— What you will do —
Where a record holds a picture, leave the picture out; otherwise repeat every record exactly.

-------- Provided data --------

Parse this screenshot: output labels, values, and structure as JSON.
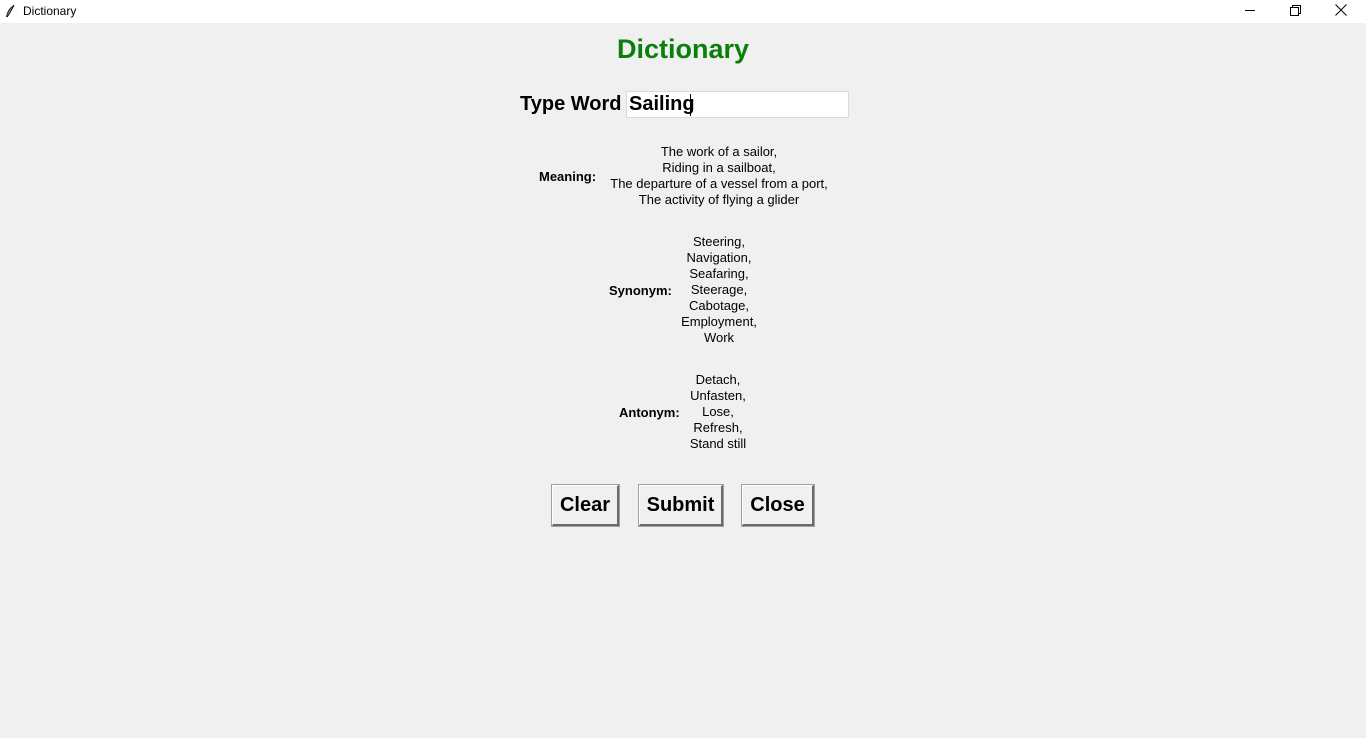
{
  "window": {
    "title": "Dictionary",
    "icons": {
      "app": "feather-icon",
      "minimize": "minimize-icon",
      "maximize": "restore-icon",
      "close": "close-icon"
    }
  },
  "main": {
    "heading": "Dictionary",
    "heading_color": "#0a800a",
    "type_word_label": "Type Word",
    "word_value": "Sailing",
    "meaning": {
      "label": "Meaning:",
      "lines": [
        "The work of a sailor,",
        "Riding in a sailboat,",
        "The departure of a vessel from a port,",
        "The activity of flying a glider"
      ]
    },
    "synonym": {
      "label": "Synonym:",
      "lines": [
        "Steering,",
        "Navigation,",
        "Seafaring,",
        "Steerage,",
        "Cabotage,",
        "Employment,",
        "Work"
      ]
    },
    "antonym": {
      "label": "Antonym:",
      "lines": [
        "Detach,",
        "Unfasten,",
        "Lose,",
        "Refresh,",
        "Stand still"
      ]
    },
    "buttons": {
      "clear": "Clear",
      "submit": "Submit",
      "close": "Close"
    }
  }
}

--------

— Solution to the problem —
Parse this screenshot: output labels, values, and structure as JSON.
{
  "window": {
    "title": "Dictionary",
    "icons": {
      "app": "feather-icon",
      "minimize": "minimize-icon",
      "maximize": "restore-icon",
      "close": "close-icon"
    }
  },
  "main": {
    "heading": "Dictionary",
    "heading_color": "#0a800a",
    "type_word_label": "Type Word",
    "word_value": "Sailing",
    "meaning": {
      "label": "Meaning:",
      "lines": [
        "The work of a sailor,",
        "Riding in a sailboat,",
        "The departure of a vessel from a port,",
        "The activity of flying a glider"
      ]
    },
    "synonym": {
      "label": "Synonym:",
      "lines": [
        "Steering,",
        "Navigation,",
        "Seafaring,",
        "Steerage,",
        "Cabotage,",
        "Employment,",
        "Work"
      ]
    },
    "antonym": {
      "label": "Antonym:",
      "lines": [
        "Detach,",
        "Unfasten,",
        "Lose,",
        "Refresh,",
        "Stand still"
      ]
    },
    "buttons": {
      "clear": "Clear",
      "submit": "Submit",
      "close": "Close"
    }
  }
}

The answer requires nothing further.